  • Earth's Hottest Place
  • Earth's Hottest Place
  • Earth's Hottest Place
  • Earth's Hottest Place
  • Earth's Hottest Place
  • Earth's Hottest Place
  • Earth's Hottest Place
  • Earth's Hottest Place
  • Earth's Hottest Place
  • Earth's Hottest Place
  • Earth's Hottest Place
  • Earth's Hottest Place
  • Earth's Hottest Place
  • Earth's Hottest Place
  • Earth's Hottest Place
  • Earth's Hottest Place
  • Earth's Hottest Place
  • Earth's Hottest Place
  • Earth's Hottest Place
  • Earth's Hottest Place
  • Earth's Hottest Place
  • Earth's Hottest Place
  • Earth's Hottest Place
  • Earth's Hottest Place
  • Earth's Hottest Place
  • Earth's Hottest Place
  • Earth's Hottest Place
  • Earth's Hottest Place
  • Earth's Hottest Place
  • Earth's Hottest Place
  • Earth's Hottest Place
  • Earth's Hottest Place
  • Earth's Hottest Place
  • Earth's Hottest Place
  • Earth's Hottest Place
  • Earth's Hottest Place
  • Earth's Hottest Place
  • Earth's Hottest Place
  • Earth's Hottest Place
  • Earth's Hottest Place
  • Earth's Hottest Place
  • Earth's Hottest Place
  • Earth's Hottest Place
  • Earth's Hottest Place
  • Earth's Hottest Place
  • Earth's Hottest Place
  • Earth's Hottest Place
  • Earth's Hottest Place
  • Earth's Hottest Place
  • Earth's Hottest Place
  • Earth's Hottest Place
  • Earth's Hottest Place
  • Earth's Hottest Place
  • Earth's Hottest Place
  • Earth's Hottest Place

Featured Blogs

A Quiet First Day of Fall for the Tropics

By Dr. Jeff Masters
September 23, 2014

The tropics are unusually quiet for the first full day of fall, with only one tropical cyclone active--Tropical Depression Fung-Wong in the Western Pacific, which grazed the coast of China near Shanghai Tuesday morning, bringing torrential rains to the coast. In the Atlantic, none of our reliable models for predicting tropical cyclone genesis shows anything developing over the next five days.

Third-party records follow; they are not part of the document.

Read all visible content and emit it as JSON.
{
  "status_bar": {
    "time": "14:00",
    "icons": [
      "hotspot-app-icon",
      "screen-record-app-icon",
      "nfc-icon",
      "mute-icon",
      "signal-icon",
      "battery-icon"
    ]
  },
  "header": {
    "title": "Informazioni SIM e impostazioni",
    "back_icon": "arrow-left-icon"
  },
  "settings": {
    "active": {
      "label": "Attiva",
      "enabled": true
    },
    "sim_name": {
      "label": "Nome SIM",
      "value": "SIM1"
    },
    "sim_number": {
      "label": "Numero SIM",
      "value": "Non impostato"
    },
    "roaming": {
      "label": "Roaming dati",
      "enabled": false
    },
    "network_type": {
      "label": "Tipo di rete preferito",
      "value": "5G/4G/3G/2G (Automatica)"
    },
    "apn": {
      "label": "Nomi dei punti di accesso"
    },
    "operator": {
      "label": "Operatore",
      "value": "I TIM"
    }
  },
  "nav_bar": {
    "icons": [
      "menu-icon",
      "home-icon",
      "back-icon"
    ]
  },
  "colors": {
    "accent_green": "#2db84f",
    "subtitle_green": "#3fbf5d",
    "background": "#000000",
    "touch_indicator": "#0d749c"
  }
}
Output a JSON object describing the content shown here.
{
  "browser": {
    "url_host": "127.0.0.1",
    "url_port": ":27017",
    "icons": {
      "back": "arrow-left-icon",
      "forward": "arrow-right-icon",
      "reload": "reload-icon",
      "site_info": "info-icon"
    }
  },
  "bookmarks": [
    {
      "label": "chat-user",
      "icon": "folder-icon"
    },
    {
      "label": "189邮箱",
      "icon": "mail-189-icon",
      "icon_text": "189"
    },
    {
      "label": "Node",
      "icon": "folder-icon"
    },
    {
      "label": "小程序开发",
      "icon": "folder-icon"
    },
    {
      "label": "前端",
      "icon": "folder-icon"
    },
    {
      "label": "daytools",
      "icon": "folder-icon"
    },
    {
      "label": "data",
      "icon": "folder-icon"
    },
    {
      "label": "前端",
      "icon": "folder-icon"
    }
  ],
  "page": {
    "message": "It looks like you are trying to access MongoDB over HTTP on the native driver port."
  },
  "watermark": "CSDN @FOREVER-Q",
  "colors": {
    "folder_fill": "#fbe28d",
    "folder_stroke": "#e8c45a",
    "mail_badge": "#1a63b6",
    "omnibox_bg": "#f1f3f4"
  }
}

Incredible Rainstorm in Southern France

By Christopher C. Burt
September 19, 2014

Torrential rainfall Tuesday through Thursday morning (September 16-18) in the Languedoc Region of southern France has resulted in flooding that has killed at least four people with two others still missing. The rainfall rates during the storm were phenomenal.

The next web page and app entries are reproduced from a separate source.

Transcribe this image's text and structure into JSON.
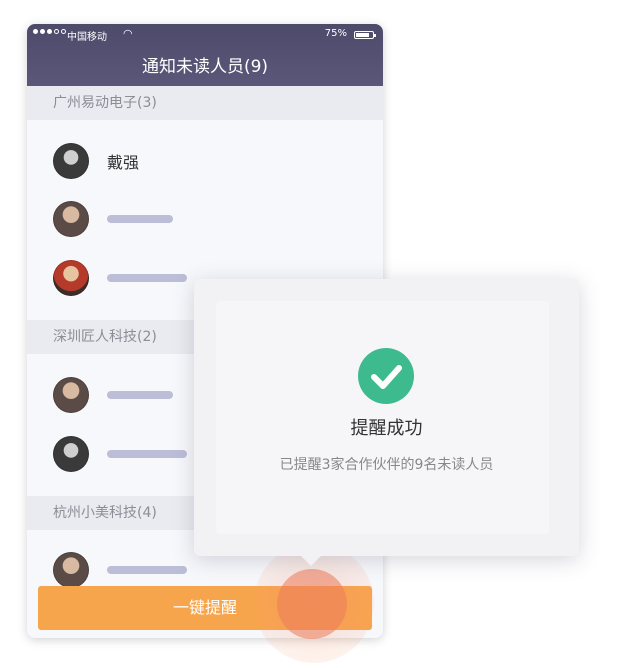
{
  "status_bar": {
    "carrier": "中国移动",
    "battery_text": "75%",
    "battery_level": 0.75,
    "wifi_icon": "wifi-icon"
  },
  "header": {
    "title": "通知未读人员(9)"
  },
  "groups": [
    {
      "label": "广州易动电子(3)",
      "members": [
        "戴强",
        "",
        ""
      ]
    },
    {
      "label": "深圳匠人科技(2)"
    },
    {
      "label": "杭州小美科技(4)"
    }
  ],
  "bottom_button": {
    "label": "一键提醒"
  },
  "popup": {
    "icon": "check-circle-icon",
    "icon_color": "#3dbb8e",
    "title": "提醒成功",
    "message": "已提醒3家合作伙伴的9名未读人员"
  },
  "colors": {
    "header": "#55517a",
    "button": "#f7a54c",
    "placeholder_bar": "#bcbdd7"
  }
}
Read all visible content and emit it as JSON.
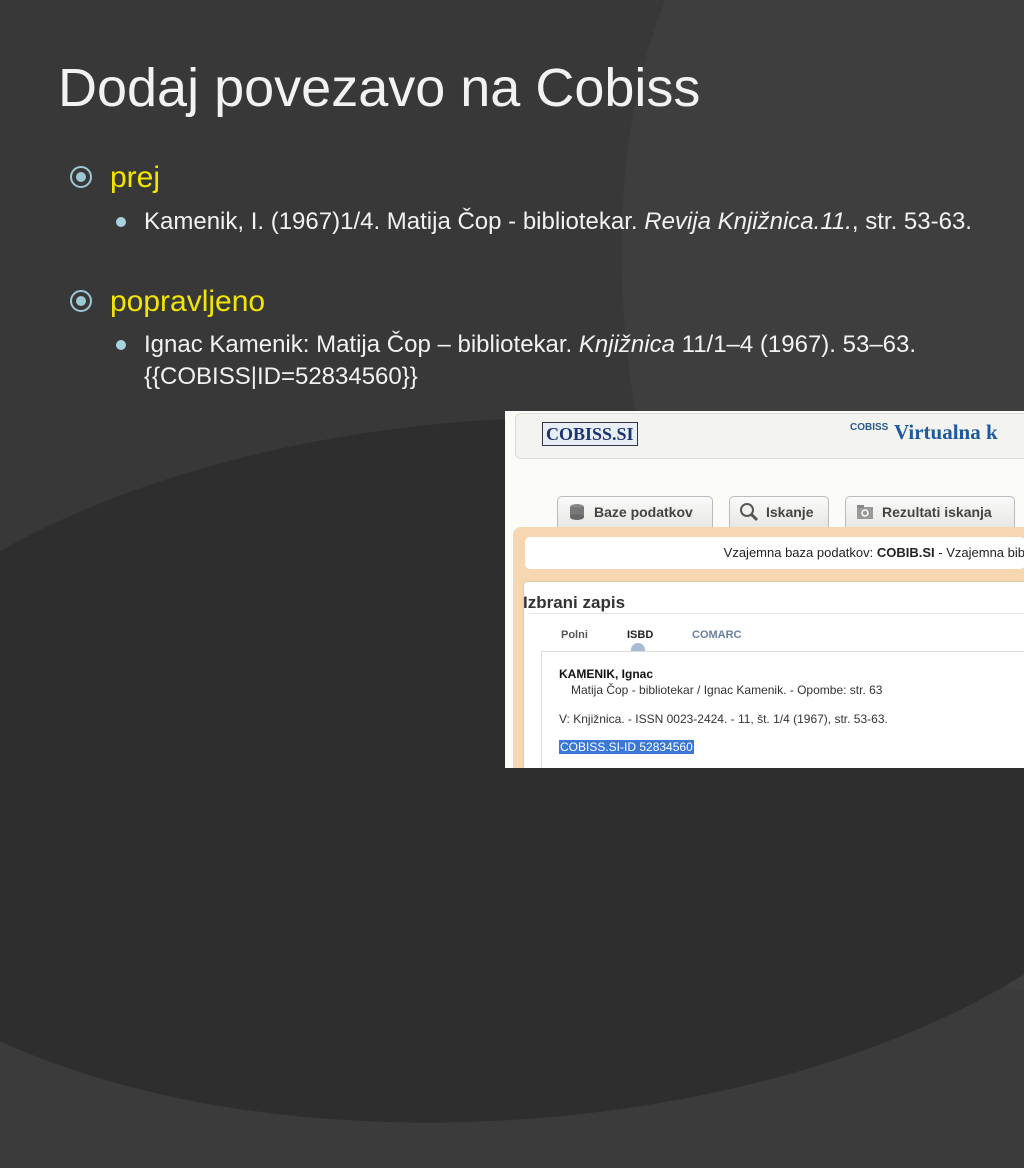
{
  "title": "Dodaj povezavo na Cobiss",
  "sections": [
    {
      "heading": "prej",
      "item": {
        "text_before": "Kamenik, I. (1967)1/4. Matija Čop - bibliotekar. ",
        "italic": "Revija Knjižnica.11.",
        "text_after": ", str. 53-63."
      }
    },
    {
      "heading": "popravljeno",
      "item": {
        "text_before": "Ignac Kamenik: Matija Čop – bibliotekar. ",
        "italic": "Knjižnica",
        "text_after": " 11/1–4 (1967). 53–63. {{COBISS|ID=52834560}}"
      }
    }
  ],
  "screenshot": {
    "logo": "COBISS.SI",
    "badge": "COBISS",
    "header_title": "Virtualna k",
    "tabs": [
      "Baze podatkov",
      "Iskanje",
      "Rezultati iskanja"
    ],
    "banner_prefix": "Vzajemna baza podatkov: ",
    "banner_bold": "COBIB.SI",
    "banner_suffix": " - Vzajemna bib",
    "record_title": "Izbrani zapis",
    "view_tabs": [
      "Polni",
      "ISBD",
      "COMARC"
    ],
    "record_lines": [
      "KAMENIK, Ignac",
      "Matija Čop - bibliotekar / Ignac Kamenik. - Opombe: str. 63",
      "V: Knjižnica. - ISSN 0023-2424. - 11, št. 1/4 (1967), str. 53-63.",
      "COBISS.SI-ID 52834560"
    ]
  }
}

Live Blog: Tracking Hurricane Arthur as it Approaches North Carolina Coast

By Shaun Tanner
July 3, 2014

This is a live blog set up to provide the latest coverage on Hurricane Arthur as it threatens the North Carolina Coast. Check back often to see what the latest is with Arthur. The most recent updates are at the top.

Tropical Terminology

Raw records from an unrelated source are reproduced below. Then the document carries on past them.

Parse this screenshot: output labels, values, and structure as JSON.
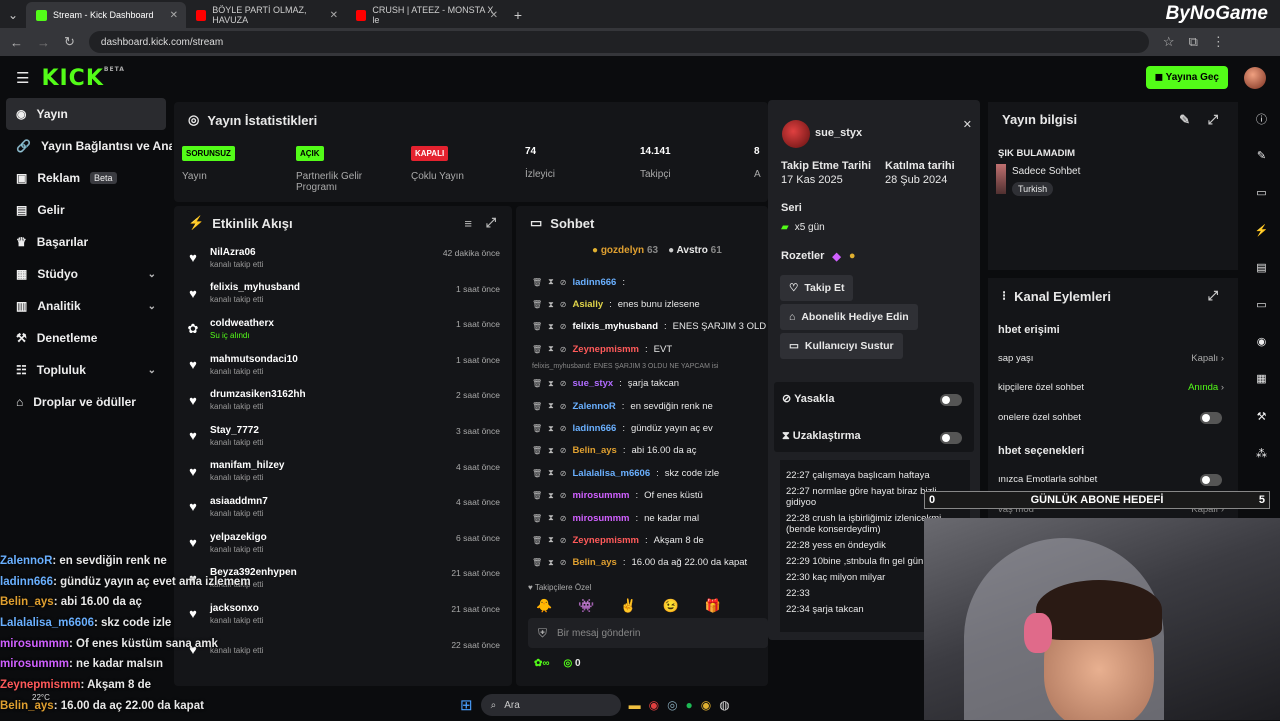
{
  "browser": {
    "tabs": [
      {
        "label": "Stream - Kick Dashboard",
        "color": "#53fc18"
      },
      {
        "label": "BÖYLE PARTİ OLMAZ, HAVUZA",
        "color": "#ff0000"
      },
      {
        "label": "CRUSH | ATEEZ - MONSTA X le",
        "color": "#ff0000"
      }
    ],
    "url": "dashboard.kick.com/stream",
    "watermark": "ByNoGame"
  },
  "header": {
    "logo": "KICK",
    "beta": "BETA",
    "go_live": "Yayına Geç"
  },
  "sidebar": {
    "items": [
      {
        "label": "Yayın",
        "icon": "circle-icon"
      },
      {
        "label": "Yayın Bağlantısı ve Anahtar",
        "icon": "link-icon"
      },
      {
        "label": "Reklam",
        "icon": "ad-icon",
        "badge": "Beta"
      },
      {
        "label": "Gelir",
        "icon": "money-icon"
      },
      {
        "label": "Başarılar",
        "icon": "trophy-icon"
      },
      {
        "label": "Stüdyo",
        "icon": "studio-icon",
        "chev": "⌄"
      },
      {
        "label": "Analitik",
        "icon": "chart-icon",
        "chev": "⌄"
      },
      {
        "label": "Denetleme",
        "icon": "hammer-icon"
      },
      {
        "label": "Topluluk",
        "icon": "community-icon",
        "chev": "⌄"
      },
      {
        "label": "Droplar ve ödüller",
        "icon": "gift-icon"
      }
    ]
  },
  "stats": {
    "title": "Yayın İstatistikleri",
    "items": [
      {
        "tag": "SORUNSUZ",
        "tag_color": "#53fc18",
        "label": "Yayın"
      },
      {
        "tag": "AÇIK",
        "tag_color": "#53fc18",
        "label": "Partnerlik Gelir Programı"
      },
      {
        "tag": "KAPALI",
        "tag_color": "#e5222f",
        "label": "Çoklu Yayın"
      },
      {
        "num": "74",
        "label": "İzleyici"
      },
      {
        "num": "14.141",
        "label": "Takipçi"
      },
      {
        "num": "8",
        "label": "A"
      }
    ]
  },
  "activity": {
    "title": "Etkinlik Akışı",
    "events": [
      {
        "name": "NilAzra06",
        "sub": "kanalı takip etti",
        "time": "42 dakika önce",
        "icon": "♥"
      },
      {
        "name": "felixis_myhusband",
        "sub": "kanalı takip etti",
        "time": "1 saat önce",
        "icon": "♥"
      },
      {
        "name": "coldweatherx",
        "sub": "Su iç alındı",
        "time": "1 saat önce",
        "icon": "✿",
        "green": true
      },
      {
        "name": "mahmutsondaci10",
        "sub": "kanalı takip etti",
        "time": "1 saat önce",
        "icon": "♥"
      },
      {
        "name": "drumzasiken3162hh",
        "sub": "kanalı takip etti",
        "time": "2 saat önce",
        "icon": "♥"
      },
      {
        "name": "Stay_7772",
        "sub": "kanalı takip etti",
        "time": "3 saat önce",
        "icon": "♥"
      },
      {
        "name": "manifam_hilzey",
        "sub": "kanalı takip etti",
        "time": "4 saat önce",
        "icon": "♥"
      },
      {
        "name": "asiaaddmn7",
        "sub": "kanalı takip etti",
        "time": "4 saat önce",
        "icon": "♥"
      },
      {
        "name": "yelpazekigo",
        "sub": "kanalı takip etti",
        "time": "6 saat önce",
        "icon": "♥"
      },
      {
        "name": "Beyza392enhypen",
        "sub": "kanalı takip etti",
        "time": "21 saat önce",
        "icon": "♥"
      },
      {
        "name": "jacksonxo",
        "sub": "kanalı takip etti",
        "time": "21 saat önce",
        "icon": "♥"
      },
      {
        "name": "",
        "sub": "kanalı takip etti",
        "time": "22 saat önce",
        "icon": "♥"
      }
    ]
  },
  "chat": {
    "title": "Sohbet",
    "top": [
      {
        "name": "gozdelyn",
        "count": "63"
      },
      {
        "name": "Avstro",
        "count": "61"
      }
    ],
    "messages": [
      {
        "user": "ladinn666",
        "color": "#6ab0ff",
        "text": ""
      },
      {
        "user": "Asially",
        "color": "#e0d44a",
        "text": "enes bunu izlesene"
      },
      {
        "user": "felixis_myhusband",
        "color": "#ffffff",
        "text": "ENES ŞARJIM 3 OLD"
      },
      {
        "user": "Zeynepmismm",
        "color": "#ff5a5a",
        "text": "EVT"
      },
      {
        "user": "sue_styx",
        "color": "#b06bff",
        "text": "şarja takcan",
        "note": "felixis_myhusband: ENES ŞARJIM 3 OLDU NE YAPCAM isi"
      },
      {
        "user": "ZalennoR",
        "color": "#6ab0ff",
        "text": "en sevdiğin renk ne"
      },
      {
        "user": "ladinn666",
        "color": "#6ab0ff",
        "text": "gündüz yayın aç ev"
      },
      {
        "user": "Belin_ays",
        "color": "#e0a030",
        "text": "abi 16.00 da aç"
      },
      {
        "user": "Lalalalisa_m6606",
        "color": "#6ab0ff",
        "text": "skz code izle"
      },
      {
        "user": "mirosummm",
        "color": "#d060ff",
        "text": "Of enes küstü"
      },
      {
        "user": "mirosummm",
        "color": "#d060ff",
        "text": "ne kadar mal"
      },
      {
        "user": "Zeynepmismm",
        "color": "#ff5a5a",
        "text": "Akşam 8 de"
      },
      {
        "user": "Belin_ays",
        "color": "#e0a030",
        "text": "16.00 da ağ 22.00 da kapat"
      }
    ],
    "followers_only": "Takipçilere Özel",
    "placeholder": "Bir mesaj gönderin",
    "viewer_count": "0"
  },
  "user_card": {
    "username": "sue_styx",
    "follow_label": "Takip Etme Tarihi",
    "follow_date": "17 Kas 2025",
    "join_label": "Katılma tarihi",
    "join_date": "28 Şub 2024",
    "streak_label": "Seri",
    "streak_value": "x5 gün",
    "badges_label": "Rozetler",
    "btn_follow": "Takip Et",
    "btn_gift": "Abonelik Hediye Edin",
    "btn_mute": "Kullanıcıyı Sustur",
    "ban_label": "Yasakla",
    "timeout_label": "Uzaklaştırma",
    "log": [
      {
        "time": "22:27",
        "text": "çalışmaya başlıcam haftaya"
      },
      {
        "time": "22:27",
        "text": "normlae göre hayat biraz bizli gidiyoo"
      },
      {
        "time": "22:28",
        "text": "crush la işbirliğimiz izlenicekmi (bende konserdeydim)"
      },
      {
        "time": "22:28",
        "text": "yess en öndeydik"
      },
      {
        "time": "22:29",
        "text": "10bine ,stnbula fln gel gün abla"
      },
      {
        "time": "22:30",
        "text": "kaç milyon milyar"
      },
      {
        "time": "22:33",
        "text": ""
      },
      {
        "time": "22:34",
        "text": "şarja takcan"
      }
    ]
  },
  "stream_info": {
    "title": "Yayın bilgisi",
    "stream_title": "ŞIK BULAMADIM",
    "category": "Sadece Sohbet",
    "language": "Turkish"
  },
  "channel_actions": {
    "title": "Kanal Eylemleri",
    "access_title": "hbet erişimi",
    "rows": [
      {
        "label": "sap yaşı",
        "value": "Kapalı"
      },
      {
        "label": "kipçilere özel sohbet",
        "value": "Anında",
        "green": true
      },
      {
        "label": "onelere özel sohbet",
        "value": ""
      }
    ],
    "options_title": "hbet seçenekleri",
    "options_rows": [
      {
        "label": "ınızca Emotlarla sohbet"
      },
      {
        "label": "vaş mod",
        "value": "Kapalı"
      }
    ]
  },
  "goal": {
    "label": "GÜNLÜK ABONE HEDEFİ",
    "left": "0",
    "right": "5"
  },
  "overlay_chat": [
    {
      "user": "ZalennoR",
      "color": "#6ab0ff",
      "text": ": en sevdiğin renk ne"
    },
    {
      "user": "ladinn666",
      "color": "#6ab0ff",
      "text": ": gündüz yayın aç evet ama izlemem"
    },
    {
      "user": "Belin_ays",
      "color": "#e0a030",
      "text": ": abi 16.00 da aç"
    },
    {
      "user": "Lalalalisa_m6606",
      "color": "#6ab0ff",
      "text": ": skz code izle"
    },
    {
      "user": "mirosummm",
      "color": "#d060ff",
      "text": ": Of enes küstüm sana amk"
    },
    {
      "user": "mirosummm",
      "color": "#d060ff",
      "text": ": ne kadar malsın"
    },
    {
      "user": "Zeynepmismm",
      "color": "#ff5a5a",
      "text": ": Akşam 8 de"
    },
    {
      "user": "Belin_ays",
      "color": "#e0a030",
      "text": ": 16.00 da aç 22.00 da kapat"
    }
  ],
  "taskbar": {
    "search": "Ara",
    "weather": "22°C"
  }
}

By Stu Ostro
June 30, 2014

Here is some basic, fundamental terminology related to tropical cyclones. Rather than a comprehensive and/or technical glossary, this represents the essence of the meaning & importance of some key, frequently used terms.

2013-14 - An Interesting Winter From A to Z

By Tom Niziol
May 15, 2014

It was a very interesting winter across a good part of the nation from the Rockies through the Plains to the Northeast. Let's break down the most significant winter storms on a month by month basis.

What the 5th IPCC Assessment Doesn't Include

By Angela Fritz
September 27, 2013

Melting permafrost has the potential to release an additional 1.5 trillion tons of carbon into the atmosphere, and could increase our global average temperature by 1.5°F in addition to our day-to-day human emissions. However, this effect is not included in the IPCC report issued Friday morning, which means the estimates of how Earth's climate will change are likely on the conservative side.